July 25, 2004 12:55:16 PM

Archived from groups: comp.sys.palmtops (More info?)

Well think of the portable Archos video player.
Video requires almost constant hard drive access.
Maybe it's not seeking but it's constantly spinning,
reading contiguous files.

As for database files etc., I expect a hybrid solution
would work best, with truly random-access data
being put in a small flash memory, e.g. 32 megs,
and the hard drive being used only for music, video,
voice recording and photos.

Contiguous files are mainly a software problem;
if they write the allocator for it then it can be
achieved most of the time.

Or, they could decrease the amount of seeking by
increasing the block size...e.g. instead of 4kB going up
to 256kB.
Anonymous
July 25, 2004 9:05:35 PM

Archived from groups: comp.sys.palmtops (More info?)

On 23 Jul 2004 20:13:24 -0700, ziliath@myway.com (ziliath) was
understood to have stated the following:

>It seems to me it is only a matter of time
>before conventional PDAs have actual hard drives
>built into them, not merely flash memory.
>Presently the devices with hard drives are
>of course MP3 players and video players.
>These can double as general storage devices
>and one of them (an iriver device) can download
>images from a digital camera. When PDAs finally
>have hard drives though, they will be much more
>useful: for collecting photos, for holding
>music collections, playing video etc.
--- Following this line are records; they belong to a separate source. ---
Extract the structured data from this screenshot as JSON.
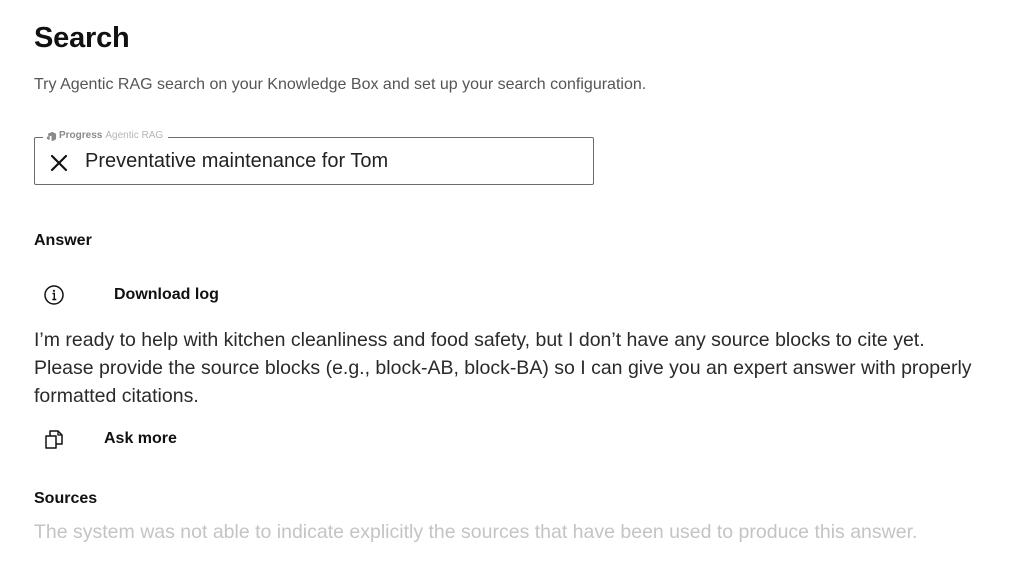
{
  "page": {
    "title": "Search",
    "subtitle": "Try Agentic RAG search on your Knowledge Box and set up your search configuration."
  },
  "search": {
    "legend_brand": "Progress",
    "legend_product": "Agentic RAG",
    "value": "Preventative maintenance for Tom",
    "clear_icon": "close-icon",
    "legend_icon": "progress-logo-icon"
  },
  "answer": {
    "heading": "Answer",
    "info_icon": "info-icon",
    "download_log_label": "Download log",
    "text": "I’m ready to help with kitchen cleanliness and food safety, but I don’t have any source blocks to cite yet. Please provide the source blocks (e.g., block-AB, block-BA) so I can give you an expert answer with properly formatted citations.",
    "copy_icon": "copy-icon",
    "ask_more_label": "Ask more"
  },
  "sources": {
    "heading": "Sources",
    "empty_message": "The system was not able to indicate explicitly the sources that have been used to produce this answer."
  },
  "colors": {
    "text_primary": "#111111",
    "text_secondary": "#555555",
    "text_muted": "#c4c4c4",
    "border": "#6b6b6b"
  }
}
Actually, given how much I hate the "all in one" concept, I would like
to see a device like the X-Drive, and some software that would allow
you to copy files from it *to* a memory card that's plugged in. That
way, I can have tons of stuff on an 80gig X-Drive, and just load what
interests me at the time onto the various cards I own.
!